We truly hope that lawmakers of both parties, together with the new administration, will engage academia in search for solutions that will appropriately address the concerns of illegitimate IP transfer to China. However, bringing the heavy machinery of the federal justice system – such as “wire fraud” statutes developed and honed to deal with organized crime – into the halls of science, engineering, math, and education is damaging the very same American innovation it seeks to protect. Fear kills creativity and collaboration, the characteristics that bring the best minds from around this country and abroad to our universities, and that have contributed to making our institutions of higher learning the global leaders that they are.
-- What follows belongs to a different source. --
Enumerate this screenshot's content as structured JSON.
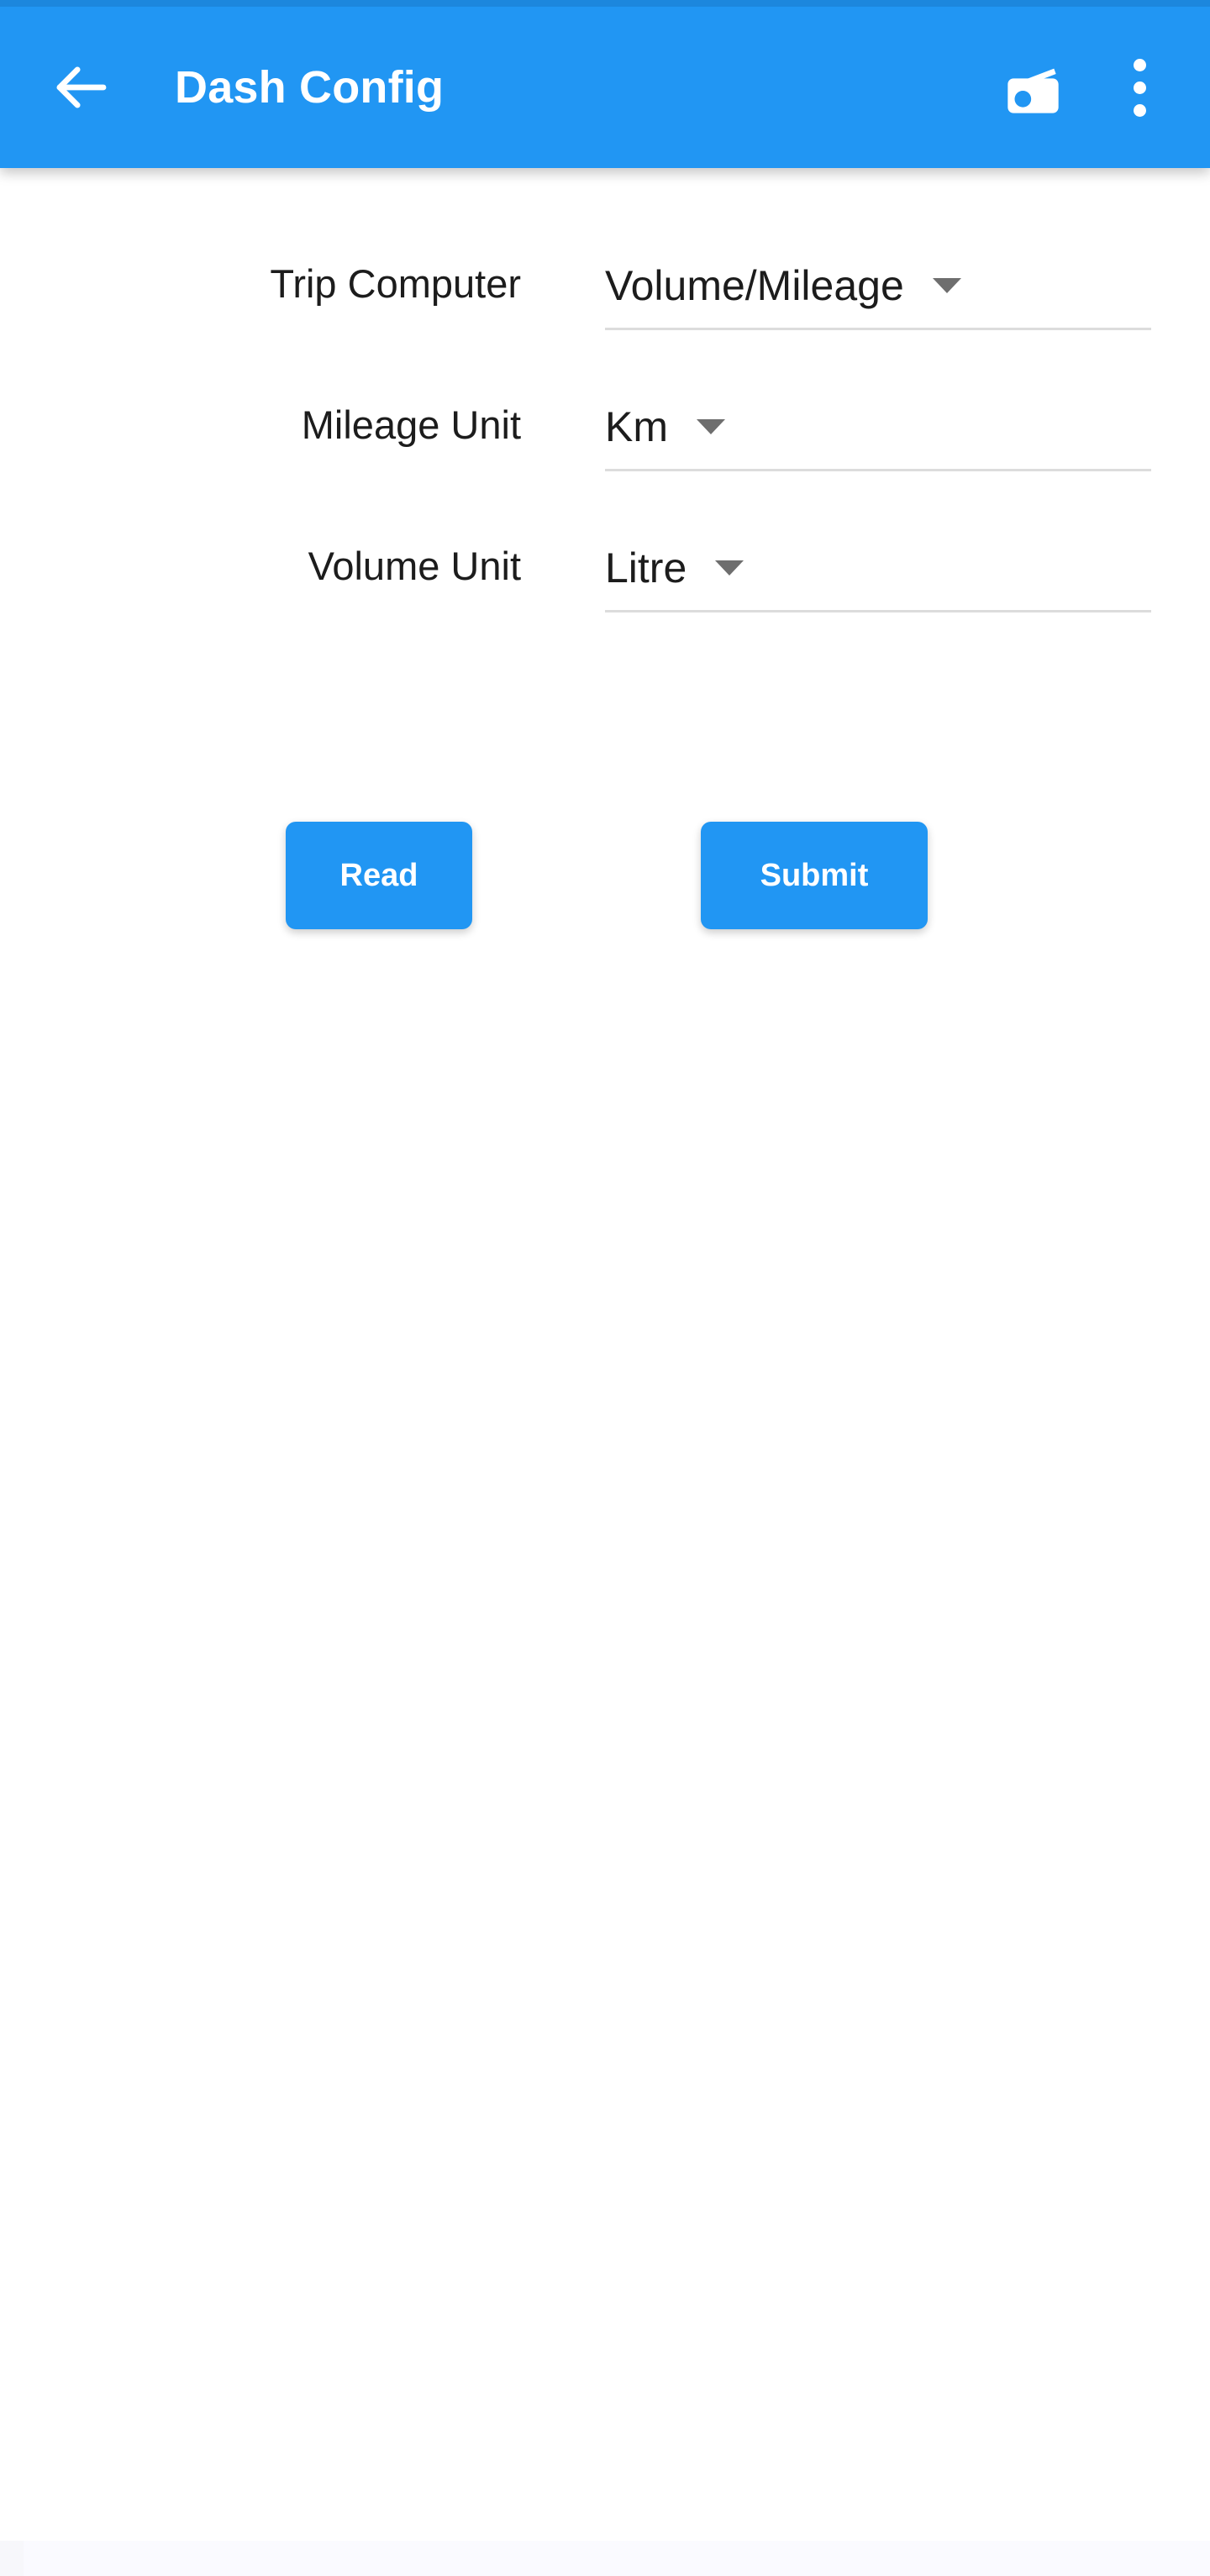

We are proud to see the Institute take a strong position in defense of Professor Chen. MIT’s leadership in this matter stands in contrast to other universities that have distanced themselves or even severed ties with accused members of their own communities. We have been made aware that MIT was in fact supporting Professor Chen well before we all knew about this case, and we wholeheartedly commend MIT and President Reif for his courage and support.
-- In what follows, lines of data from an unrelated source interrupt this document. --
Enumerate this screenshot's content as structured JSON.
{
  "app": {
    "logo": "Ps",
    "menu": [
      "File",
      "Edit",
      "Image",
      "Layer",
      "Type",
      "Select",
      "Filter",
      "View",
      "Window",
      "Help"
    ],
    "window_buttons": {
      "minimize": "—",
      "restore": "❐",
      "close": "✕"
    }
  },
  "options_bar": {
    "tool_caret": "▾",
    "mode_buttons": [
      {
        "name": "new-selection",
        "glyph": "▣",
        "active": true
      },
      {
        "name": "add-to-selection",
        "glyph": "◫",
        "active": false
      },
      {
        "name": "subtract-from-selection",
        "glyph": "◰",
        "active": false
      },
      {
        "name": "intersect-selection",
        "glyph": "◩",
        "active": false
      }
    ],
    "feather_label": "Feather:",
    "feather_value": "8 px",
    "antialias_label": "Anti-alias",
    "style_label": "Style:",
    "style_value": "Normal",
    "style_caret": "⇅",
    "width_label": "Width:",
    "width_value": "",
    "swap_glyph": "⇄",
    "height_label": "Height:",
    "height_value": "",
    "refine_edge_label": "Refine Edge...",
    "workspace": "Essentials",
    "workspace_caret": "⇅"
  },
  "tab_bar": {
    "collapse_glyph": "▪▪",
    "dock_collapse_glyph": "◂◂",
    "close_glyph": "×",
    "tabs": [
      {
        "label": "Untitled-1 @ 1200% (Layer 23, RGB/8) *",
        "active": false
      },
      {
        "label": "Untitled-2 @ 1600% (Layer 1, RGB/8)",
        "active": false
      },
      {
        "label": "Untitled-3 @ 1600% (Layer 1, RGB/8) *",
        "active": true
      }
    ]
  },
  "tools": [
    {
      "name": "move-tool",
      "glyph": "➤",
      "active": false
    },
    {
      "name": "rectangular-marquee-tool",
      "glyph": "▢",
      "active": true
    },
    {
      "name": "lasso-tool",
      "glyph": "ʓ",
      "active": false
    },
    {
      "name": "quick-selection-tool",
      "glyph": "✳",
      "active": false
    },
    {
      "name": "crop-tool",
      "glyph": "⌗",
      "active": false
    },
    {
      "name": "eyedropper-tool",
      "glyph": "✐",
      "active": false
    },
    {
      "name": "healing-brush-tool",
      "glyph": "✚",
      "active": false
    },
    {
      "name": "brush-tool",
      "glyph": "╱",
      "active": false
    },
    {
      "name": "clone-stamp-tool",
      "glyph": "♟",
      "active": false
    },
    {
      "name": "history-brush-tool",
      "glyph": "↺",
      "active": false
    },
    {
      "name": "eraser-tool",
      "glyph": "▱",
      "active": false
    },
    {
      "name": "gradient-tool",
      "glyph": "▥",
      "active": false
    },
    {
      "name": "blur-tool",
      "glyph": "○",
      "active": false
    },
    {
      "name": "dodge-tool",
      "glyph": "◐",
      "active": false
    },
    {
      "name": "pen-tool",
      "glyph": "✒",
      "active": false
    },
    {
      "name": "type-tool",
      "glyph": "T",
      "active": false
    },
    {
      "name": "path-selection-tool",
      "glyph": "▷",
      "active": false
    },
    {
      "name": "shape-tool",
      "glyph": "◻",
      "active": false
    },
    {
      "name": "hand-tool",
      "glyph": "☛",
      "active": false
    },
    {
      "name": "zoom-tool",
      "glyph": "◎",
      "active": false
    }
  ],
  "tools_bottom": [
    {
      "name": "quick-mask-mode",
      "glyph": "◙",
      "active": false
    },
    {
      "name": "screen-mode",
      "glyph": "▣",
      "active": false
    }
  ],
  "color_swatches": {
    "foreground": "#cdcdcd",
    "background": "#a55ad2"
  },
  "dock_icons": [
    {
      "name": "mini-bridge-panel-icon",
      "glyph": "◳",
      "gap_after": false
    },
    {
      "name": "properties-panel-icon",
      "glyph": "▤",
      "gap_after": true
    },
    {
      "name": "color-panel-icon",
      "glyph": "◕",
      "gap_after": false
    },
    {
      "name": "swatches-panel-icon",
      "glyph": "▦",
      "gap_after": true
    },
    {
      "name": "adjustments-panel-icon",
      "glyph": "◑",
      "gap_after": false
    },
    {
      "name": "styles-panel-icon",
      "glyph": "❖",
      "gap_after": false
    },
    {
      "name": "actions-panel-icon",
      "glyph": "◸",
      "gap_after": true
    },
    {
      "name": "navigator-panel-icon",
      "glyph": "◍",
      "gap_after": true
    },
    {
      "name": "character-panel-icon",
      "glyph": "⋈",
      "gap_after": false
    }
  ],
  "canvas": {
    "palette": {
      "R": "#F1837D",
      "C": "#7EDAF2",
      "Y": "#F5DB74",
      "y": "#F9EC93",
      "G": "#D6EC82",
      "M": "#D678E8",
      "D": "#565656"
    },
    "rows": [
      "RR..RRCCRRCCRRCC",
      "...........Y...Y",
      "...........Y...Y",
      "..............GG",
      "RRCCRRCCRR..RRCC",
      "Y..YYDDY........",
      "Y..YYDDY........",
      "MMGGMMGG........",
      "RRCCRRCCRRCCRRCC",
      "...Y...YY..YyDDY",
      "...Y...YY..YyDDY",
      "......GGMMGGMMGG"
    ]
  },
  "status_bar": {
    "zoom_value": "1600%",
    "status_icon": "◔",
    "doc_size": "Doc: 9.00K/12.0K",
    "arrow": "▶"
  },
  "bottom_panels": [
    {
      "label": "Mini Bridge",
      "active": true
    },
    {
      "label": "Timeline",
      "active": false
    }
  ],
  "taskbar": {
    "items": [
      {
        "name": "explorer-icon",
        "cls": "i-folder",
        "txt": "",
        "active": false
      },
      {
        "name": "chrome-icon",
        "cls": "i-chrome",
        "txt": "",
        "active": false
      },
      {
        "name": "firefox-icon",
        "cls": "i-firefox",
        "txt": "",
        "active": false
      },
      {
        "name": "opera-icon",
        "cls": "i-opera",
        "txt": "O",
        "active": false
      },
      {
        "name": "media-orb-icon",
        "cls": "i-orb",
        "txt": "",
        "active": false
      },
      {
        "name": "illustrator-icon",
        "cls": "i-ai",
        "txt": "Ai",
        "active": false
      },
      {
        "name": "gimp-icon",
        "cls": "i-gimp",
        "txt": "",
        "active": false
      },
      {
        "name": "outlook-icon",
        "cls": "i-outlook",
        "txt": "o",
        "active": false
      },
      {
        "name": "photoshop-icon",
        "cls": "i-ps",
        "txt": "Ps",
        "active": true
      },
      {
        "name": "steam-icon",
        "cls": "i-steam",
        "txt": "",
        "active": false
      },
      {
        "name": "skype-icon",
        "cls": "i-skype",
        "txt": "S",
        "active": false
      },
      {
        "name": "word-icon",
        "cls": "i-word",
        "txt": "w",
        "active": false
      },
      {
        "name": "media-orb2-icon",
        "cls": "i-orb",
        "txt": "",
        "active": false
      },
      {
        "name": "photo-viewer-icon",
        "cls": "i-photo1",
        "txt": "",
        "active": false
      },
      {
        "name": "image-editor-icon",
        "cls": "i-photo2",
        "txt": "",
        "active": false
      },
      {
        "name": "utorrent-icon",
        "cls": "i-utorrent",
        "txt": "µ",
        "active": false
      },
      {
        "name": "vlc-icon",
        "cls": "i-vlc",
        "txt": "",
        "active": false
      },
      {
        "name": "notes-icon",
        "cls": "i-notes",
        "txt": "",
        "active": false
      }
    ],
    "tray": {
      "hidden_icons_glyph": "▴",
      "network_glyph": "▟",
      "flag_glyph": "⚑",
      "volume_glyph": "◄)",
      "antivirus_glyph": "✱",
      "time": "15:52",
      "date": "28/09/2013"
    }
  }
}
“We are all Gang Chen” has become a rallying cry for the cause of science, academic freedom, the importance of global scientific collaborations – and to stand against the criminalization of academic activities, to object to ethnic targeting of scientists of Chinese heritage, and to vocally protest the unjust treatment of our colleague.
In closing, it is our hope that the Letter, a collegial expression of outrage and support, working in concert with MIT’s institutional actions and coupled with efforts at other universities nationwide, will help Professor Chen return to his research and teaching in the near future.
For comments and to add your signature to the “MIT Faculty Letter to President Reif in Support of Professor Gang Chen” please email: Professor Yoel Fink (email@example.com).
Hal Abelson, Class of 1922 Professor of Computer Science and Engineering
Robert Armstrong, Director, MIT Energy Initiative, Chevron Professor in Chemical Engineering
Moungi Bawendi, Lester Wolfe Professor of Chemistry
Sangeeta Bhatia, John J. and Dorothy Wilson Professor of Health Sciences and Technology and of Electrical Engineering and Computer Science,
Claude Canizares, Bruno Rossi Professor of Physics
Robert Desimone, Director, McGovern Institute, Doris and Don Berkey Professor of Brain and Cognitive Sciences
Yoel Fink, Professor of Materials Science, Joint Professor of Electrical Engineering and Computer Science
Alan Guth, Victor F. Weisskopf Professor of Physics
Anette (Peko) Hosoi, Neil and Jane Pappalardo Professor of Mechanical Engineering
Yasheng Huang, Epoch Foundation Professor of International Management
Wolfgang Ketterle, John D. MacArthur Professor of Physics
Thomas Kochan, Geo Maverick Bunker Professor of Management
Ruth Lehmann, Professor of Biology; Director, Whitehead Institute
Harvey Lodish, Professor of Biology and Biological Engineering; Founding Member, Whitehead Institute
Keith Nelson, Haslam and Dewey Professor of Chemistry
Yang Shao-Horn, W.M. Keck Professor of Energy
Phillip Sharp, Institute Professor and Professor of Biology
Michael Sipser, Donner Professor of Mathematics
Peter So, Professor of Mechanical Engineering and Biological Engineering
Timothy Swager, John D. MacArthur Professor of Chemistry
Emma Teng, T.T. and Wei Fong Chao Professor of Asian Civilizations
Kim Vandiver, Professor and Director of the Edgerton Center
George Verghese, Henry Ellis Warren Professor of Electrical and Biomedical Engineering
Jing Wang, S C Fang Professor of Chinese Language & Culture
Rainer Weiss, Professor of Physics, Emeritus